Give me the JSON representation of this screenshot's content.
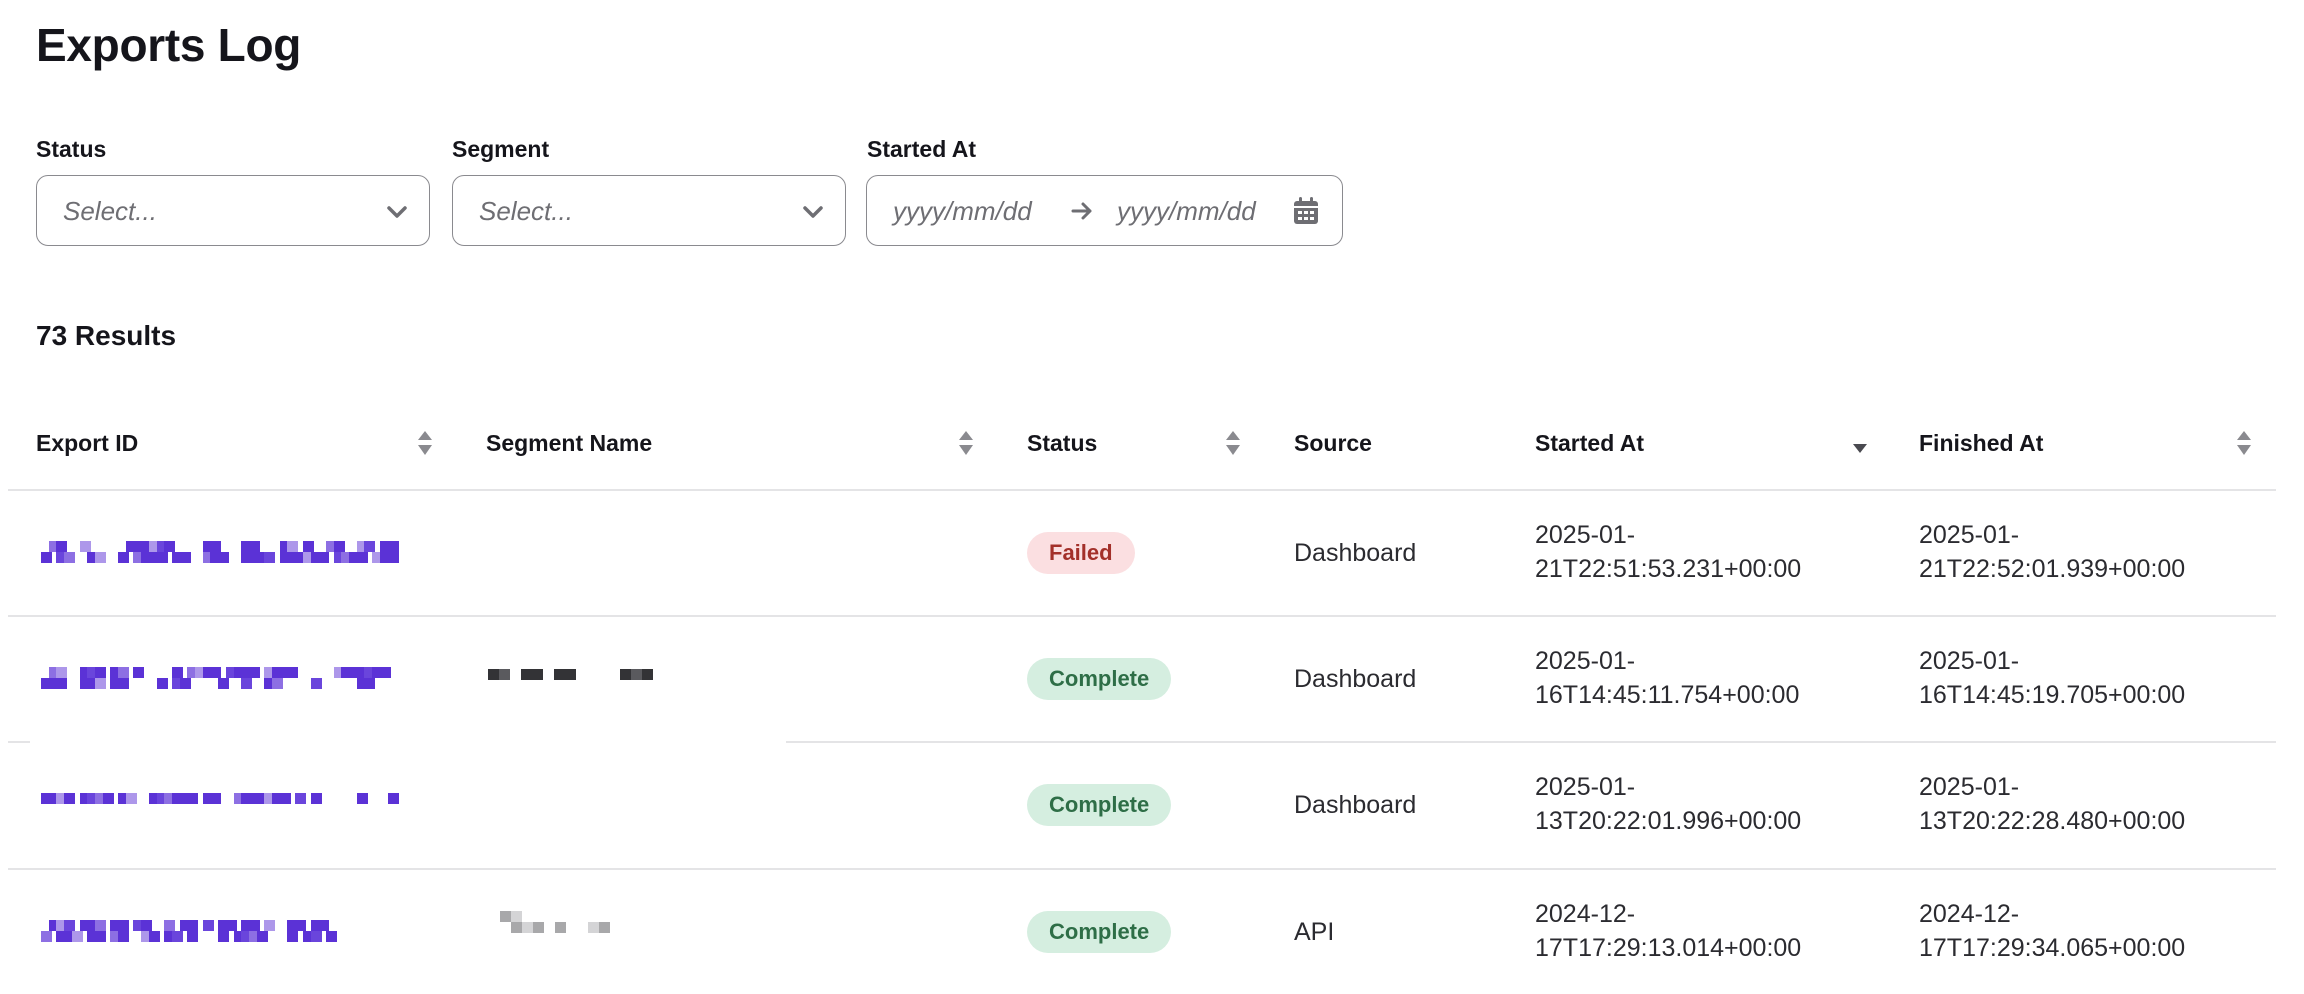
{
  "page": {
    "title": "Exports Log"
  },
  "filters": {
    "status": {
      "label": "Status",
      "placeholder": "Select..."
    },
    "segment": {
      "label": "Segment",
      "placeholder": "Select..."
    },
    "started_at": {
      "label": "Started At",
      "start_placeholder": "yyyy/mm/dd",
      "end_placeholder": "yyyy/mm/dd"
    }
  },
  "results": {
    "count_label": "73 Results"
  },
  "table": {
    "columns": [
      {
        "label": "Export ID",
        "sort": "none"
      },
      {
        "label": "Segment Name",
        "sort": "none"
      },
      {
        "label": "Status",
        "sort": "none"
      },
      {
        "label": "Source",
        "sort": null
      },
      {
        "label": "Started At",
        "sort": "descending"
      },
      {
        "label": "Finished At",
        "sort": "none"
      }
    ],
    "rows": [
      {
        "export_id": "[redacted]",
        "segment_name": "",
        "status": "Failed",
        "status_kind": "failed",
        "source": "Dashboard",
        "started_at": [
          "2025-01-",
          "21T22:51:53.231+00:00"
        ],
        "finished_at": [
          "2025-01-",
          "21T22:52:01.939+00:00"
        ]
      },
      {
        "export_id": "[redacted]",
        "segment_name": "[redacted]",
        "status": "Complete",
        "status_kind": "complete",
        "source": "Dashboard",
        "started_at": [
          "2025-01-",
          "16T14:45:11.754+00:00"
        ],
        "finished_at": [
          "2025-01-",
          "16T14:45:19.705+00:00"
        ]
      },
      {
        "export_id": "[redacted]",
        "segment_name": "",
        "status": "Complete",
        "status_kind": "complete",
        "source": "Dashboard",
        "started_at": [
          "2025-01-",
          "13T20:22:01.996+00:00"
        ],
        "finished_at": [
          "2025-01-",
          "13T20:22:28.480+00:00"
        ]
      },
      {
        "export_id": "[redacted]",
        "segment_name": "[redacted]",
        "status": "Complete",
        "status_kind": "complete",
        "source": "API",
        "started_at": [
          "2024-12-",
          "17T17:29:13.014+00:00"
        ],
        "finished_at": [
          "2024-12-",
          "17T17:29:34.065+00:00"
        ]
      }
    ]
  },
  "icons": {
    "select_chevron": "chevron-down-icon",
    "range_arrow": "arrow-right-icon",
    "calendar": "calendar-icon",
    "sort_both": "sort-icon",
    "sort_desc": "sort-descending-icon"
  },
  "colors": {
    "redaction_purple": "#5b32d6",
    "failed_bg": "#fbdfe1",
    "failed_text": "#a3302a",
    "complete_bg": "#d5eee0",
    "complete_text": "#2e6e47"
  }
}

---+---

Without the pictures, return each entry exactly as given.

Give me the JSON representation of this screenshot's content.
{
  "page": {
    "title": "Exports Log"
  },
  "filters": {
    "status": {
      "label": "Status",
      "placeholder": "Select..."
    },
    "segment": {
      "label": "Segment",
      "placeholder": "Select..."
    },
    "started_at": {
      "label": "Started At",
      "start_placeholder": "yyyy/mm/dd",
      "end_placeholder": "yyyy/mm/dd"
    }
  },
  "results": {
    "count_label": "73 Results"
  },
  "table": {
    "columns": [
      {
        "label": "Export ID",
        "sort": "none"
      },
      {
        "label": "Segment Name",
        "sort": "none"
      },
      {
        "label": "Status",
        "sort": "none"
      },
      {
        "label": "Source",
        "sort": null
      },
      {
        "label": "Started At",
        "sort": "descending"
      },
      {
        "label": "Finished At",
        "sort": "none"
      }
    ],
    "rows": [
      {
        "export_id": "[redacted]",
        "segment_name": "",
        "status": "Failed",
        "status_kind": "failed",
        "source": "Dashboard",
        "started_at": [
          "2025-01-",
          "21T22:51:53.231+00:00"
        ],
        "finished_at": [
          "2025-01-",
          "21T22:52:01.939+00:00"
        ]
      },
      {
        "export_id": "[redacted]",
        "segment_name": "[redacted]",
        "status": "Complete",
        "status_kind": "complete",
        "source": "Dashboard",
        "started_at": [
          "2025-01-",
          "16T14:45:11.754+00:00"
        ],
        "finished_at": [
          "2025-01-",
          "16T14:45:19.705+00:00"
        ]
      },
      {
        "export_id": "[redacted]",
        "segment_name": "",
        "status": "Complete",
        "status_kind": "complete",
        "source": "Dashboard",
        "started_at": [
          "2025-01-",
          "13T20:22:01.996+00:00"
        ],
        "finished_at": [
          "2025-01-",
          "13T20:22:28.480+00:00"
        ]
      },
      {
        "export_id": "[redacted]",
        "segment_name": "[redacted]",
        "status": "Complete",
        "status_kind": "complete",
        "source": "API",
        "started_at": [
          "2024-12-",
          "17T17:29:13.014+00:00"
        ],
        "finished_at": [
          "2024-12-",
          "17T17:29:34.065+00:00"
        ]
      }
    ]
  },
  "icons": {
    "select_chevron": "chevron-down-icon",
    "range_arrow": "arrow-right-icon",
    "calendar": "calendar-icon",
    "sort_both": "sort-icon",
    "sort_desc": "sort-descending-icon"
  },
  "colors": {
    "redaction_purple": "#5b32d6",
    "failed_bg": "#fbdfe1",
    "failed_text": "#a3302a",
    "complete_bg": "#d5eee0",
    "complete_text": "#2e6e47"
  }
}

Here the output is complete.